To what extent does socioeconomic status explain differences in health between Roma and non-Roma adolescents in Slovakia?

Soc Sci Med. 2009 Apr;68(7):1279-84. doi: 10.1016/j.socscimed.2008.12.044. Epub 2009 Feb 11.

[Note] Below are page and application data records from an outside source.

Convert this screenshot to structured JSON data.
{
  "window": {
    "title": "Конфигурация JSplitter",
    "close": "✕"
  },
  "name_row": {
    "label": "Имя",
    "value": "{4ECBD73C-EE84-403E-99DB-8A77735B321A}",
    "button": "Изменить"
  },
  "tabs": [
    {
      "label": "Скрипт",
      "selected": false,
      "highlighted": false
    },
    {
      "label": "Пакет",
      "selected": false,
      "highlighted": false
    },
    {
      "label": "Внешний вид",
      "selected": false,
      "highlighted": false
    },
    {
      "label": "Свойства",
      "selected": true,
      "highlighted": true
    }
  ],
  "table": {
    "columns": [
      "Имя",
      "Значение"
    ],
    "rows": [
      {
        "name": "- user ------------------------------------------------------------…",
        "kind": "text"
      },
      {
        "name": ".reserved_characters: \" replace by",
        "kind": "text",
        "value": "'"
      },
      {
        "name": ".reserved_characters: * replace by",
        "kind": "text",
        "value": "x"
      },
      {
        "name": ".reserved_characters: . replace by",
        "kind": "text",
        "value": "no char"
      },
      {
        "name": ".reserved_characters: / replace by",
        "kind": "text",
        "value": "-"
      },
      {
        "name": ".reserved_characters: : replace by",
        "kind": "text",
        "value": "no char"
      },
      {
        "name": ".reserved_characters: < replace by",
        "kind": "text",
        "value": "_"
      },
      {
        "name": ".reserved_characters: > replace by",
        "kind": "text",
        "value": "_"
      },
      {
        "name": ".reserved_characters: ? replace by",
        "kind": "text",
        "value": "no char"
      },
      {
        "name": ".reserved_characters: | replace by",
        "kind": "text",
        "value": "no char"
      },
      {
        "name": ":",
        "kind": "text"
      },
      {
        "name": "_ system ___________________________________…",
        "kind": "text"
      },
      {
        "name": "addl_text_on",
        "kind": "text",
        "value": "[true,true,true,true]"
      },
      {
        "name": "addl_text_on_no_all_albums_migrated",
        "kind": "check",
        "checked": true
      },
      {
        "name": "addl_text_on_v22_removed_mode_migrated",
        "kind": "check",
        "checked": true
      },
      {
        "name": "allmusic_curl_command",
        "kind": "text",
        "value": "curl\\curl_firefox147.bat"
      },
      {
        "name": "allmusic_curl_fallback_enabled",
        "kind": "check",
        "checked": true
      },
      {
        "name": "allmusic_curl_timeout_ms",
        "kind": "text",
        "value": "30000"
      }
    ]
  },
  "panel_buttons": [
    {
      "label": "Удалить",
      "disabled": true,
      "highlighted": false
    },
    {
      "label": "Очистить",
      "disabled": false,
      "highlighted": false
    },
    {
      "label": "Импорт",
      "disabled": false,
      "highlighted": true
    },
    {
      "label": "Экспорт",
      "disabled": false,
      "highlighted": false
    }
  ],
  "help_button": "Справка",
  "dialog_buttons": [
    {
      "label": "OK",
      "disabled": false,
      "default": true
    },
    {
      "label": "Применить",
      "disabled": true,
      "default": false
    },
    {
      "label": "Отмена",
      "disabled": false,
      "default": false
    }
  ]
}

The Roma make up one of the largest ethnic groups in Europe. The few studies that are available report health among the Roma as considerably worse than that of the majority population, and virtually nothing is known about the health status of Roma adolescents. The purpose of this study was to compare the self-reported health outcomes of Roma adolescents living in Roma settlements with adolescents from the majority population and to assess the impact of socioeconomic status on the results obtained. We conducted a survey among Roma adolescents (N=330, mean age=14.5) and non-Roma adolescents (N=722, mean age=14.9) living in eastern Slovakia. We gathered data on sociodemographic position, self-rated health (using the SF-36), the occurrence of accidents and injuries during the past year, healthcare utilization during the past year, health complaints, mental health and social desirability. Roma adolescents reported poorer self-rated health, more accidents and injuries during the past year and more frequent use of healthcare during the past year, though fewer health complaints. Furthermore, they reported more prosocial behaviour than non-Roma. No differences appeared in total difficulties. Socioeconomic status decreased the association of ethnicity with health outcomes. Adjustment for social desirability had a significant effect on the differences for all outcomes, except for accidents and injuries during the past year.

Publication types

  • Comparative Study
  • Research Support, Non-U.S. Gov't

MeSH terms

  • Adolescent
  • Female
  • Health Status*
  • Humans
  • Male
  • Roma / statistics & numerical data*
  • Slovakia
  • Social Class*
  • Social Desirability